__Assigned task__: Your answer needs to include each line of the records in which the string "data" can be found.
· · · · ·
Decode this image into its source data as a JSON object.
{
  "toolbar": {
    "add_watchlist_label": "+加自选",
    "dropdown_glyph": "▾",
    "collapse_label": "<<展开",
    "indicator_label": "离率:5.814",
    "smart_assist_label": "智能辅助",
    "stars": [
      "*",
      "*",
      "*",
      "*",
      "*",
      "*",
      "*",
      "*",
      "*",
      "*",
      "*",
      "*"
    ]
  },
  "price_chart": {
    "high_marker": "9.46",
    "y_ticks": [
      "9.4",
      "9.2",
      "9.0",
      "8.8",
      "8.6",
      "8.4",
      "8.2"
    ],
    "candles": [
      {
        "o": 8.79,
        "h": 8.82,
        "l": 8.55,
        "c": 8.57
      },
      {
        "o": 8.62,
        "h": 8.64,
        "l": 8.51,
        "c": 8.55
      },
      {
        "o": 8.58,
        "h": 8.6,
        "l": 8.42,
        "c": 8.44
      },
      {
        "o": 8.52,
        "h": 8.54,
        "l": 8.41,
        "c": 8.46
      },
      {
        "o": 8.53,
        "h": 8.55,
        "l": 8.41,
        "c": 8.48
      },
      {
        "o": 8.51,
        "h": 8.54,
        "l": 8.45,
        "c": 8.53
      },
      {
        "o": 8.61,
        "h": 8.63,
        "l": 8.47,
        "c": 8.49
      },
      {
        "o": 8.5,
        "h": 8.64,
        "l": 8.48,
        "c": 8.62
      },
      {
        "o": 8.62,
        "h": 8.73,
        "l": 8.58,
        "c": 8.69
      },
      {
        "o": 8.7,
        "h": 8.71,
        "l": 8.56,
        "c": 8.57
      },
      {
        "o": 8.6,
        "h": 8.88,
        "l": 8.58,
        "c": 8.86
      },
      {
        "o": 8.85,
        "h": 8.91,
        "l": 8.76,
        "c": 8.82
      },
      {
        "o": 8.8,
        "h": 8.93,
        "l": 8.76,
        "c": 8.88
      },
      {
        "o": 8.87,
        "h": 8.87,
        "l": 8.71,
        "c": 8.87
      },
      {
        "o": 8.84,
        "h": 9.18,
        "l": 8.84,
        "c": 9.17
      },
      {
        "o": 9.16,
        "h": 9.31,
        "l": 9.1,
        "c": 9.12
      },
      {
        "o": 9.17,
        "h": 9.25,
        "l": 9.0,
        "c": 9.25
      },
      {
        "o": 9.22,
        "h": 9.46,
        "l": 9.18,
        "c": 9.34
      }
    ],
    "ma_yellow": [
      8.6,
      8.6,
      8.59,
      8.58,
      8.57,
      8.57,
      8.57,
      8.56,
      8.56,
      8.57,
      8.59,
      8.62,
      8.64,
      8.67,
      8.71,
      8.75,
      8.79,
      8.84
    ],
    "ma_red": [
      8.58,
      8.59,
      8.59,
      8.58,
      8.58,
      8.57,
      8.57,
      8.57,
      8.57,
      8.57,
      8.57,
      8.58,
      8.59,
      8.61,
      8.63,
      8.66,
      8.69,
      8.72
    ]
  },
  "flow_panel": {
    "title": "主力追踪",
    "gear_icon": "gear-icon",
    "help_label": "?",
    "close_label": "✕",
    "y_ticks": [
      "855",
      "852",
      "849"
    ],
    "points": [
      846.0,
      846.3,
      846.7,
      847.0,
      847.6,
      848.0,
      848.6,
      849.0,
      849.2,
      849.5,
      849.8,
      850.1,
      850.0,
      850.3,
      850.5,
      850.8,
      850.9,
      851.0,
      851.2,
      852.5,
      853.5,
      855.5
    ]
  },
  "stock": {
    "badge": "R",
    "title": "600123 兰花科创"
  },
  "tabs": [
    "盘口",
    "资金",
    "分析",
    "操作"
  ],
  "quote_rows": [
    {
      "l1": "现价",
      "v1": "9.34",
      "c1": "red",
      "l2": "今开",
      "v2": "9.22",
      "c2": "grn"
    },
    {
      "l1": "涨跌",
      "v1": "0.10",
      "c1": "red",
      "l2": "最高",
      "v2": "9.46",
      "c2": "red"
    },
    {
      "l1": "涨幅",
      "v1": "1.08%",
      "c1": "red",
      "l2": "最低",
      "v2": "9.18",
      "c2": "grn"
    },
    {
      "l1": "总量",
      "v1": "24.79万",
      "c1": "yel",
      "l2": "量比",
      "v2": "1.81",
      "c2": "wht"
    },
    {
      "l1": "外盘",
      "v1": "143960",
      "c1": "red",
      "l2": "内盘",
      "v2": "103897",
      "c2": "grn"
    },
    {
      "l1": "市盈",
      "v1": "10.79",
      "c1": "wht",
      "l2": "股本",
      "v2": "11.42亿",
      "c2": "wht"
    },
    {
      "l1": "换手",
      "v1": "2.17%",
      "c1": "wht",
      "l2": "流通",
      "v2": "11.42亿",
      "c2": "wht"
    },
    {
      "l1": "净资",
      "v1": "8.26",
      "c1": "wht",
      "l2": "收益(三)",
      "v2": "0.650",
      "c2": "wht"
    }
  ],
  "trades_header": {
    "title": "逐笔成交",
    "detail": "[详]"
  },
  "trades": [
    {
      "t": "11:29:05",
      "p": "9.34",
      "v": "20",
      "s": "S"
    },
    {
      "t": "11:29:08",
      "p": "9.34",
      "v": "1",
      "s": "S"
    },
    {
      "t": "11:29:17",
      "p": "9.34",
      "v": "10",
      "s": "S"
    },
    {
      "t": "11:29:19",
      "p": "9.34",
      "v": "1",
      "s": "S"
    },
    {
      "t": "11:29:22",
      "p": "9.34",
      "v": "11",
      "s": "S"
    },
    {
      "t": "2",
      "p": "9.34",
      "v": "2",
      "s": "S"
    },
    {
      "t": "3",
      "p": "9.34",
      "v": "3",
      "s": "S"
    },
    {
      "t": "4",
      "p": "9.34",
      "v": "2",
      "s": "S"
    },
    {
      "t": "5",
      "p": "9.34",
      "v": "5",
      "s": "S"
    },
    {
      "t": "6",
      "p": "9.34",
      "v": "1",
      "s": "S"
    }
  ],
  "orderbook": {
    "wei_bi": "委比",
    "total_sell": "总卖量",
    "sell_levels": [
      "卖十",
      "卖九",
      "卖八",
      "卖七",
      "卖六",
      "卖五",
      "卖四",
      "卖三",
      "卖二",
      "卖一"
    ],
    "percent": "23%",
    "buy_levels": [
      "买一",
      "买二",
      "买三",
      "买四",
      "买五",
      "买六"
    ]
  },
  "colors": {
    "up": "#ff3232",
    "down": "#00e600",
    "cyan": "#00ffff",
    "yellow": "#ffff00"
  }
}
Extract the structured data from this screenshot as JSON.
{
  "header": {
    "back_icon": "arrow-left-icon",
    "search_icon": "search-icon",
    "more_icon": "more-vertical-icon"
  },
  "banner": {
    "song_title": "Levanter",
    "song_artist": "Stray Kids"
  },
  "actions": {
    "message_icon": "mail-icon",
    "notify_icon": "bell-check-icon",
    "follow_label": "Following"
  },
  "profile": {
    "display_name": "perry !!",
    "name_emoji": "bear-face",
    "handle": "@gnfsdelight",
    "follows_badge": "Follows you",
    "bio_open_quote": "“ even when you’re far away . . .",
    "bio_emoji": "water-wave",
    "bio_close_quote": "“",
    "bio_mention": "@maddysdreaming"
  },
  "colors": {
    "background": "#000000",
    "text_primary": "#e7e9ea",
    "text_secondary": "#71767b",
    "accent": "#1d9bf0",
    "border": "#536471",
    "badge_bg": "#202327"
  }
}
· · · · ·
__Your solution__:
Decode this image into its source data as a JSON object.
Extract the structured data from this screenshot as JSON.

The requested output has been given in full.